Anyway, I'm laying bets on the Daddy Dearest memoirs at 14 max.

Ampersand Duck said...

That was a trip down memory lane! Gosh, can't believe 2006 feels so long ago.

But noice one, yes we did have a lucky escape from Latham, and I feel lucky being able to read your words regularly.

Red Horse said...

Your 2006 post is fantastic in so many ways (content, craft, tone - to name only a few).

So why is it, Pav, that I don't see your writing published more often, in essay form? The Monthly springs to mind but any of the Lit Mags would be lucky to have your work.

Perhaps you do, and I don't subscribe to the right magazines? Or perhaps you submit work and are rebuffed? Or perhaps they ask you for work and you rebuff them?

I'm curious because (a) I'd love to see your writing to have a wider audience but also because (b) I'm tired of reading opinion pieces by the same old white men.

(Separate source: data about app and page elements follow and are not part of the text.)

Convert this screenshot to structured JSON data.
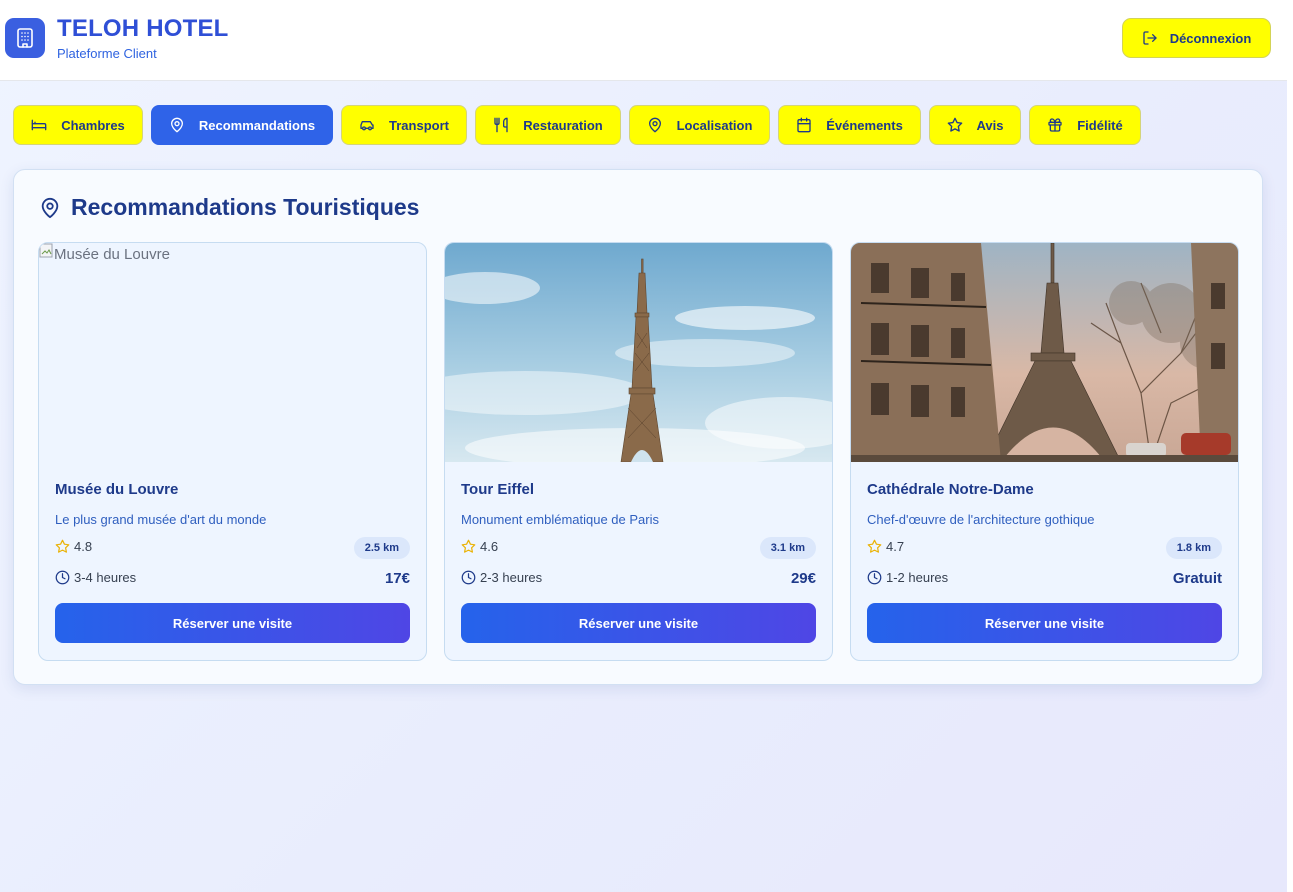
{
  "header": {
    "title": "TELOH HOTEL",
    "subtitle": "Plateforme Client",
    "logout_label": "Déconnexion",
    "logo_icon": "hotel-building-icon"
  },
  "tabs": [
    {
      "label": "Chambres",
      "icon": "bed-icon"
    },
    {
      "label": "Recommandations",
      "icon": "map-pin-icon",
      "active": true
    },
    {
      "label": "Transport",
      "icon": "car-icon"
    },
    {
      "label": "Restauration",
      "icon": "utensils-icon"
    },
    {
      "label": "Localisation",
      "icon": "map-pin-icon"
    },
    {
      "label": "Événements",
      "icon": "calendar-icon"
    },
    {
      "label": "Avis",
      "icon": "star-icon"
    },
    {
      "label": "Fidélité",
      "icon": "gift-icon"
    }
  ],
  "section": {
    "title": "Recommandations Touristiques"
  },
  "cards": [
    {
      "image_alt": "Musée du Louvre",
      "name": "Musée du Louvre",
      "description": "Le plus grand musée d'art du monde",
      "rating": "4.8",
      "distance": "2.5 km",
      "duration": "3-4 heures",
      "price": "17€",
      "button_label": "Réserver une visite"
    },
    {
      "image_alt": "Tour Eiffel",
      "name": "Tour Eiffel",
      "description": "Monument emblématique de Paris",
      "rating": "4.6",
      "distance": "3.1 km",
      "duration": "2-3 heures",
      "price": "29€",
      "button_label": "Réserver une visite"
    },
    {
      "image_alt": "Cathédrale Notre-Dame",
      "name": "Cathédrale Notre-Dame",
      "description": "Chef-d'œuvre de l'architecture gothique",
      "rating": "4.7",
      "distance": "1.8 km",
      "duration": "1-2 heures",
      "price": "Gratuit",
      "button_label": "Réserver une visite"
    }
  ],
  "colors": {
    "primary": "#2f63e8",
    "tab_bg": "#ffff00",
    "text_dark": "#1e3a8a",
    "star": "#eab308"
  }
}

And (she says, zooming completely off topic now) I'm also tired of opening the book review pages and/or mags to see review after review written by men. As if I need more men telling me what to think and read.

Why is it so?

Kerryn Goldsworthy said...

Red Horse, thank you for those very kind words.

Paradoxically, actually making a living as a writer often entails doing the sort of work that doesn't show up nationally the way individual essays do. I had a lot more essays published when I didn't have my lovely, regularly paid job writing short book reviews for the Sydney Morning Herald, which I've been doing for over four years now and which I really like, especially the challenge of trying to say something interesting and useful in a small space -- it's like trying to write a sonnet. Before that I initially had a regular gig with the Monthly writing about TV and also writing longer things, but that relationship soured after the editor change and a difference of opinion over a commissioned essay that I spent a month researching and writing, that was then was spiked, and for which I was paid no kill fee. That's the only piece I've ever had rejected, mainly because I almost never submit stuff -- I'm in the fortunate position of getting offered enough work to keep me very busy and not to have the luxury of writing something on spec. When I can or want to do that, I do it on the blog, for pleasure. Writing to commissions and deadlines is a compromised pleasure and often very stressful.

There've been two big projects that have overlapped with that: working as a section editor on the Macquarie Anthology of Australian Literature from 2006-2008, involving untold reading and research and 45,000 words of introductory essay and writer biographies; and then spending the last year writing the book on Adelaide for UNSW Press's series on capital cities, which praise the Lord is now with the editor and which was an amazing experience to write.

Re book reviews: subscribe to Australian Book Review or read the limited online edition, if you don't already; they've got a better track record with gender balance than any of the other reviews journals/pages and it's a really good literary mag generally.